With Selangor, Kuala Lumpur, Johor and Penang effectively switching to the conditional movement control order (CMCO) from March 5-18, the National Security Council (MKN) has also updated its guidelines for live performances.
Under the new guidelines, all events, shows or live performances in the creative industry are allowed but must be held without a live audience.
Understandably, many arts and culture practitioners are unhappy with the guidelines. After all, cinemas are allowed to resume operations starting March 5 with a 50% capacity.
“We are grateful for the efforts and diligence of the Malaysian Government in safeguarding the rakyat from further Covid-19 infection and balancing that with ensuring the economy of the country continues to grow.
“However, the decision to not allow the audience (in the performing arts scene) is disheartening. If other industries such as weddings and cinemas can open with 50% capacity while following strict SOPS, why are the performing arts not given the same SOP?” says Brian Kwan, theatre manager of the yet to be opened new performance venue the Petaling Jaya Performing Arts Centre (PJPac).
“To say that our industry has been allowed to reopen, operate and have such activities like shows and live events but without the presence of audiences is bewildering.
“We were concerned that the arts would be left behind once again and it seems our fears have come true, ” says Ian Chow, the Kuala Lumpur Performing Arts Centre’s (KLPac) group general manager.
Alexander Ooi, PenangPac’s company manager, agrees.
“The performing arts industry depends on live performance with the audience. Performance without an audience with whatever SOP, does not help our industry, at all, ” says Ooi.
“We are puzzled by the move as the government doesn’t appear to have listened to the feedback from the community when the same decision was implemented during conditional MCO in 2020, ” says Instant Cafe Theatre’s producer CK Tan.
To address this, some industry players such as the Art, Live Festivals and Events Association (ALIFE) and the Cultural Economy Development Agency (Cendana) have put together a meeting on March 5 with the Communications and Multimedia Ministry, the National Security Council, the Health Ministry and the International Trade and Industry Ministry.

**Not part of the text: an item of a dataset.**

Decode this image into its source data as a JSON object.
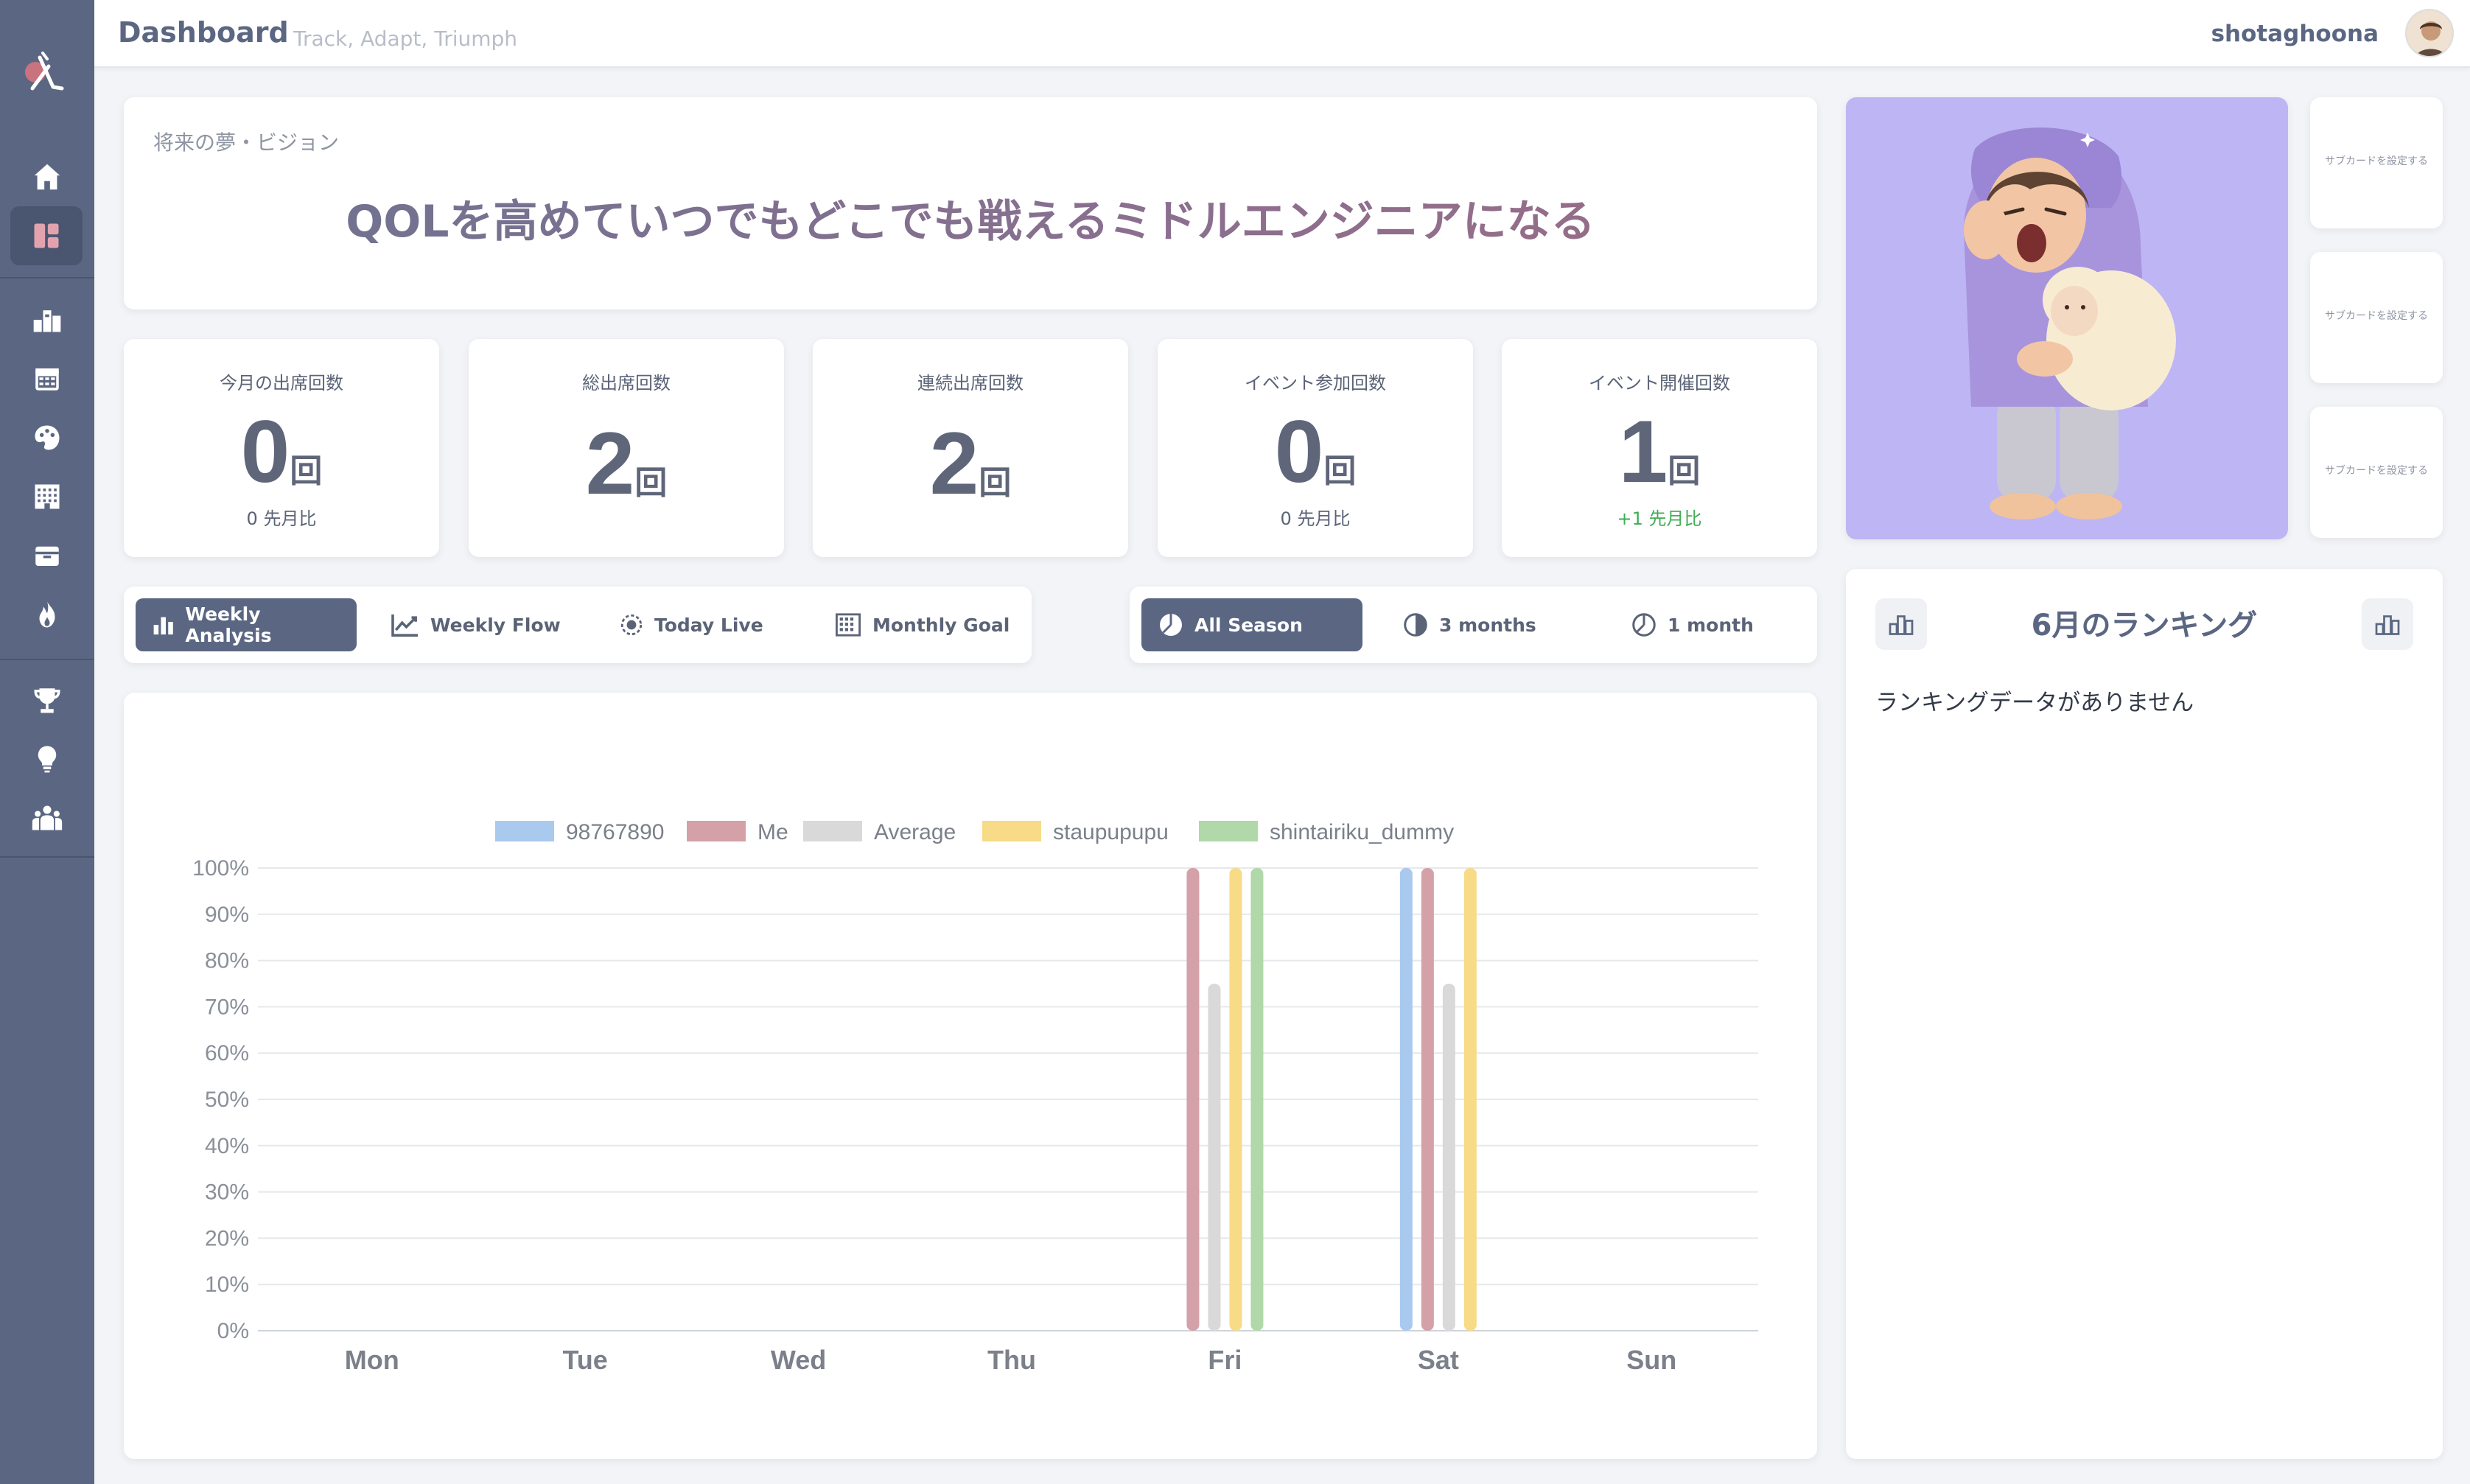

The meeting will be attended by a host of industry players, including KLPac representatives.
“We hope to convey the readiness of our industry to reopen with audiences, the evidence of how we successfully staged live shows with reduced capacities to permit physical distancing from July to October 2020 as well as the impact on our industry due to current restrictions, ” says Chow.
Tan hopes the government realises that “the arts are essential and not just ‘hiburan semata-mata’. Lots of livelihoods depend on the opening of the theatre venues. It should not be treated differently and the decisions of MKN should be based on scientific data.”
“In making determinations to reopen certain sectors of the economy, we ask that the Government not to forget the performing arts industry which employs in excess of 860,000 people and who are also meaningful contributors to the Malaysian economy, ” adds Kwan.
“MKN should not change the nature of any industries in its attempt to fight the pandemic instead it should assist in finding the best way to allow every industry to resume operation in a safe manner.
“It is unacceptable to us to have our hands tied and denied from having live performances which is the core nature of our industry when we see leniency given to others who do not even take SOPs seriously, ” says Ooi.
“I do not see any valid reason why MKN would not accept our proposal. I would like to think that they are sensible and care enough for the arts and live events, ” concludes Chow.